Many of the concerns NNABA has we share with other minority groups such as increasing the number of minority lawyers and judges, and general sensitivity to minority issues. There is a one large systemic problem, however, that seems to be unique to the Indian community: Lying about being Native American on law school applications.
While few people would indicate they were Asian-American or African-American on a law school application unless it was a part of their identity, for some reason there is a wide level of comfort about self-identifying as Native American simply because one was “born in America.” This is particularly disconcerting considering being Native American is not just an ethnic identity, but is an actual citizenship which carries with it a formal Tribal enrollment number, not unlike a social security number.
Despite numerous attempts by NNABA to encourage law schools to address this issue, they are quietly complicit.

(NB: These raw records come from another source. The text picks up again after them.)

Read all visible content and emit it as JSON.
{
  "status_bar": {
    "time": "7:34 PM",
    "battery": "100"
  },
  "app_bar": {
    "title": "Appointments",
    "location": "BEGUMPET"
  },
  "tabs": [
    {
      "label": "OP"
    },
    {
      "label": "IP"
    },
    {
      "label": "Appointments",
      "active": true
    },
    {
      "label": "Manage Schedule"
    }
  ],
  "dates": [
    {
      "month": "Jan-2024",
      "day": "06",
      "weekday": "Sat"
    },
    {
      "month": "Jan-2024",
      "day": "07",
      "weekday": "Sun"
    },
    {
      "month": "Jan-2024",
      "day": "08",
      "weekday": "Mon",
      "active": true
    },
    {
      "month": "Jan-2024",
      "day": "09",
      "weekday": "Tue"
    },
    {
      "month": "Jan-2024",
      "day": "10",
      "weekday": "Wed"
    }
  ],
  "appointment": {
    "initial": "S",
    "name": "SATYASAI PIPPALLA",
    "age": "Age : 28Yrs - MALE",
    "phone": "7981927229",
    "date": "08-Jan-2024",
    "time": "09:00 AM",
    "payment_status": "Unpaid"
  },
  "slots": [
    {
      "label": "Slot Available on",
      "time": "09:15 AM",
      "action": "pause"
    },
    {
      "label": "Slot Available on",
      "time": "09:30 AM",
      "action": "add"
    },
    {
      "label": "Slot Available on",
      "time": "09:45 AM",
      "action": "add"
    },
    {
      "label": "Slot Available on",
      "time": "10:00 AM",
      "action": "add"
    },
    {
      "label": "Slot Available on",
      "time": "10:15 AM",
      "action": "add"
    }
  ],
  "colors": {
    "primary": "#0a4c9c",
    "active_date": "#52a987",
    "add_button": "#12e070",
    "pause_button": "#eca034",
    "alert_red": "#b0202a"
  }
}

Their silence helps pad their minority numbers. To highlight this issue, one only need look at the census data. From 1990-2000 ABA accredited law schools reported graduating nearly 2,500 Native Americans. During the same time period, the U.S. Census only reported an increase of just over 300 Native American attorneys.
CBAC/NNABA Resolution: on Academic Ethnicity Fraud
“One-Pager”/Backgrounder on Native American Tribal Citizenship
NNABA Resolution: Specific Language Recommended by NNABA for all university and law school applications
Include Indian Law on State Bar Exams
Thirty-Five states have federally recognized Tribal governments within their boundaries. State courts and Federal courts make decisions about Tribes and Native Americans every day with little to no knowledge of the unique area of Indian law. Currently only Washington , New Mexico , and South Dakota have Indian law on their State bar exam.
NNABA’s goal is to ensure that every state with federally recognized Tribes within their boundaries includes Indian law on their bar exam.
Include Federal Indian Law in Law School Curriculum – “Indian Law Modules”
Despite the fact that Tribes are located in at least 35 states, Indian law is not integrated into the majority of law schools in America. Most Constitutional Law and Civil Procedure classes do not even mention that there are in fact three (not two) distinct sovereigns, legal systems, and courts in the Unites States.
Law schools need to integrate Indian law into pre-existing curriculums, and (especially those with Tribes within their state) offer a full stand alone course in the specialty of federal Indian law. NNABA is working with a number of law school professors to create and maintain “Indian Law Modules” that can be inserted into pre-existing curriculum in a variety of different subjects.
Increase Natives and Tribal Court Judges in the Judiciary
Just as Natives are underrepresented in the legal profession in general, they are grossly underrepresented on the Judiciary. In fact, there is not a single enrolled Native American on the Federal bench. This is particularly disconcerting considering Tribes governmental status and Native American’ political status puts them in Federal court more than any other group of people in the United States.
NNABA will continue to work with Native attorneys and Tribal Court judges, and with the Senate and the White House to promote viable candidates.
The Tribal Partnership Program: Matching Pro Bono Law Firms with Tribes
The goal of the Tribal Partnership Program is to provide much needed legal pro bono support to Indian Country. The program is designed to bring in large non-Indian-law law firms and encourage them to provide pro bono assistance in their pre-existing areas of expertise to Tribal governments and Tribal organizations.
Some examples of past projects include assistance with the incorporation of an organization for the descendants of the survivors of Wounded Knee, general counsel support to the Sisseton-Wahpeton Tribe in South Dakota.
Increase the Number of Native American Law Students
Native Americans have one of the smallest bars in the nation, disproportionately small compared to their percentage of the population. NNABA is committed to increasing the number of Native students who attend college and go on to attend law school.